Time To Demand Change at CIHR

Dear Colleagues,

Many of you have been impacted by the CIHR reforms and many of you have told me that you felt helpless in effecting change. Last week Michael Rudnicki took a stand on the issue. When talking to Elizabeth Payne at the Ottawa Citizen about his recent discovery on Duchenne muscular dystrophy, Michael let her know about the crisis that is occurring at CIHR and how it is impacting researchers across the country. This led to two front pages articles on the Ottawa Citizen:

  1. http://ottawacitizen.com/news/local-news/demoralized-scientists-demand-changes-at-1b-health-research-agency


  1. http://ottawacitizen.com/news/local-news/ottawa-researcher-no-longer-advises-students-to-become-scientists-due-to-the-dismal-outlook

These articles, along with a declaration of support of basic research by Minster of Science Kirsty Duncan at the Canadian Science Policy Conference http://ottawacitizen.com/news/local-news/new-science-minister-promises-more-support-for-basic-research , garnered a lot of attention in Ottawa this week.

But more scientists need to be engaged in the discussion.¬†It is critical that the new Liberal government hear about how the CIHR reforms have impacted your research program.

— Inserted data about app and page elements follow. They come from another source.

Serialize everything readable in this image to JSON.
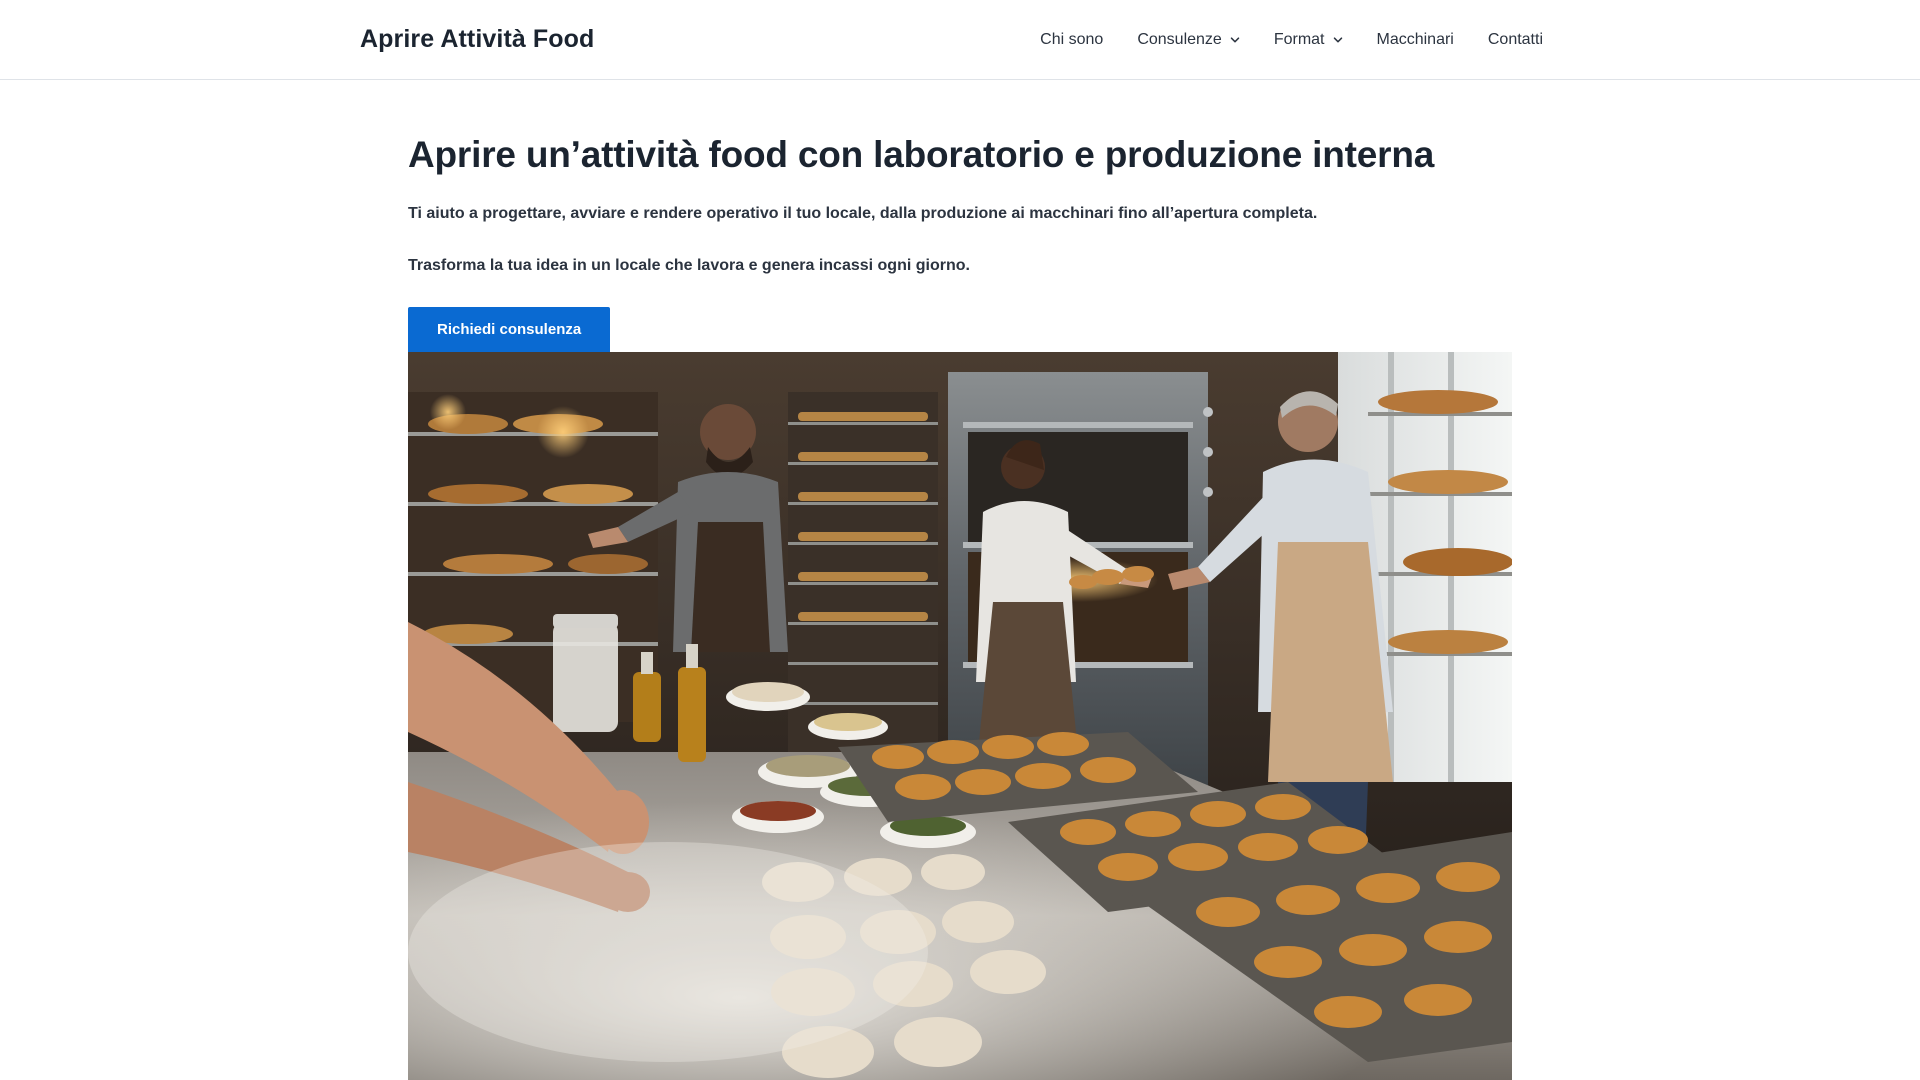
{
  "header": {
    "brand": "Aprire Attività Food",
    "nav": [
      {
        "label": "Chi sono",
        "has_dropdown": false
      },
      {
        "label": "Consulenze",
        "has_dropdown": true
      },
      {
        "label": "Format",
        "has_dropdown": true
      },
      {
        "label": "Macchinari",
        "has_dropdown": false
      },
      {
        "label": "Contatti",
        "has_dropdown": false
      }
    ]
  },
  "hero": {
    "title": "Aprire un’attività food con laboratorio e produzione interna",
    "lead_1": "Ti aiuto a progettare, avviare e rendere operativo il tuo locale, dalla produzione ai macchinari fino all’apertura completa.",
    "lead_2": "Trasforma la tua idea in un locale che lavora e genera incassi ogni giorno.",
    "cta_label": "Richiedi consulenza",
    "image_subject": "bakery-laboratory-photo"
  },
  "colors": {
    "accent": "#0a6ad2",
    "text": "#1b2430",
    "header_border": "#dfe3e8"
  },
  "icons": {
    "dropdown": "chevron-down-icon"
  }
}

Letters/emails to Members of Parliaments (MPs) remain an incredibly powerful tool to bring issues to the forefront for our parliamentarians, especially if received in large numbers. Think this doesn’t work? Last week on Wednesday I rallied my personal friends and colleagues to write emails, Thursday I was contacted by the Minster of Health’s office to arrange a time to discuss the CSMB’s petition and our recommendations to improve the funding of fundamental biomedical research in Canada.

Let’s keep the pressure on!! I encourage you to keep writing and talking to Prime Minister¬†Justin Trudeau, Minister of Health¬†Jane Philpott, Minister of Science¬†Kirsty Duncan, and Minister of Innovation, Science and Economic Development¬†Navdeep Singh Bains¬†and¬†your local MP. Do not know what to write? Keep it short. Tell them who you are, what you work on and how decreases in success rates and/or the CIHR reforms have impacted you. Two points in particular you could point out, if you chose, are issues with the new online peer review system and the continued targeting of CIHR funding to “strategic” areas which has led to a decrease in funding for open competitions and success rates hovering around 14%.

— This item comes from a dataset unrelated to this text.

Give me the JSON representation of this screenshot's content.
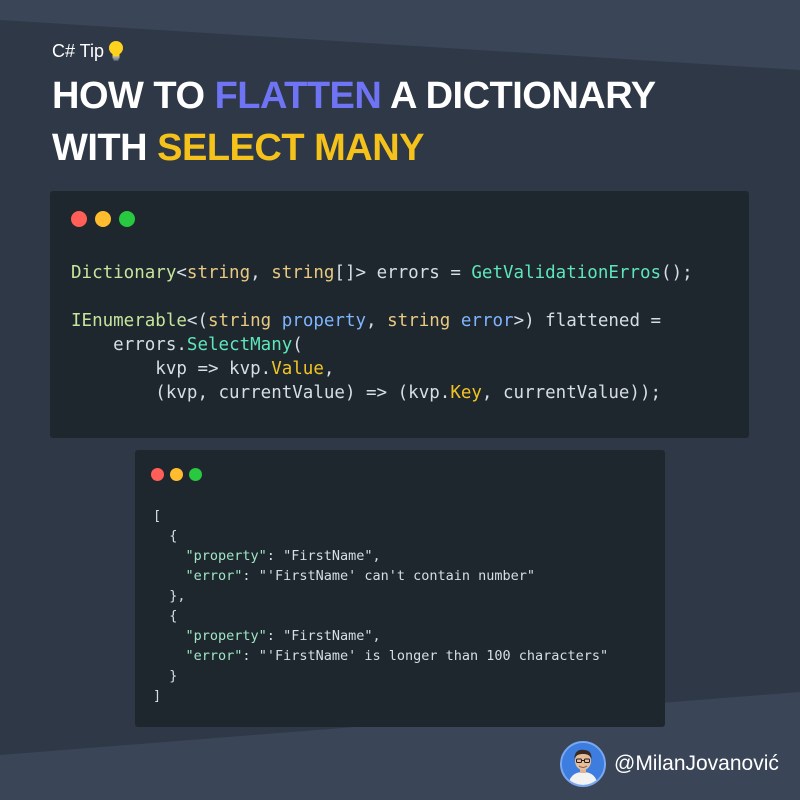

The Liberal Government has strongly indicated that Science will once again become a priority. Not only does Canada now have two Minsters with science portfolios, the mandate letter from Prime Minister¬†Trudeau to Minister of Science Kirsty Duncan outlined one of her top priorities to “Examine options to strengthen the recognition of and support for fundamental research to support new discoveries.”

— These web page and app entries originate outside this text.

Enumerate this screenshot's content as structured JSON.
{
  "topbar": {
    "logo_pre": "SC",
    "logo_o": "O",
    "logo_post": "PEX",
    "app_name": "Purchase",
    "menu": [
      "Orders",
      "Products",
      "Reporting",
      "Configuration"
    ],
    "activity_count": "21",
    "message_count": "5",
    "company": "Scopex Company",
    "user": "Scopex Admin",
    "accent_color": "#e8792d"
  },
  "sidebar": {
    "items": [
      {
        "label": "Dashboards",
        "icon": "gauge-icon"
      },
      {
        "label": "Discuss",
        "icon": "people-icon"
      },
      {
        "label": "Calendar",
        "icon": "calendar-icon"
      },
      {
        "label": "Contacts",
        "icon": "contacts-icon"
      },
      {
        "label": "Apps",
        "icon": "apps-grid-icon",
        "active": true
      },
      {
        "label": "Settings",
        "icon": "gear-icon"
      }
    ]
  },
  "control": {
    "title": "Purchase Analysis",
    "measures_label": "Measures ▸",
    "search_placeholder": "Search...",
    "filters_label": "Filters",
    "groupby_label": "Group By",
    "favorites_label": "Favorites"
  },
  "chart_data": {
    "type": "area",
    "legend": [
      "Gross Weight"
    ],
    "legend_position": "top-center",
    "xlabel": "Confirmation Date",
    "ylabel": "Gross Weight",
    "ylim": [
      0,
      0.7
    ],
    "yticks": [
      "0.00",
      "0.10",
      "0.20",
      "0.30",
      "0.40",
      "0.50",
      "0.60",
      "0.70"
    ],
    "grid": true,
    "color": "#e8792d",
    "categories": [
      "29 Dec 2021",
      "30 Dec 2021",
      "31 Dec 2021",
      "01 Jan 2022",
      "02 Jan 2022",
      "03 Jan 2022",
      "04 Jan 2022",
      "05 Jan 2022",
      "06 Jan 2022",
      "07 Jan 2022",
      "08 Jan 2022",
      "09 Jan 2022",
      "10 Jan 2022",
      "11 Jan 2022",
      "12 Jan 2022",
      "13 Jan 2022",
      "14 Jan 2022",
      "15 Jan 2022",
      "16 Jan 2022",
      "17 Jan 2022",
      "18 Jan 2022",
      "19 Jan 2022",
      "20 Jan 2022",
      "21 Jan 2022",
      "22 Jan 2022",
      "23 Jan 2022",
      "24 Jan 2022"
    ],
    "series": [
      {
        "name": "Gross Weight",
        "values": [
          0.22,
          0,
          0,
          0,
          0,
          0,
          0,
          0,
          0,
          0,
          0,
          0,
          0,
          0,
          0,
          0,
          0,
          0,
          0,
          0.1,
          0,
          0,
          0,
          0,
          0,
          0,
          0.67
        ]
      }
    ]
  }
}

The time is right to tell the Liberal Government your concerns about fundamental research funding in Canada and demand changes at CIHR.

Kristin Baetz, President
Canadian Society for Molecular Biosciences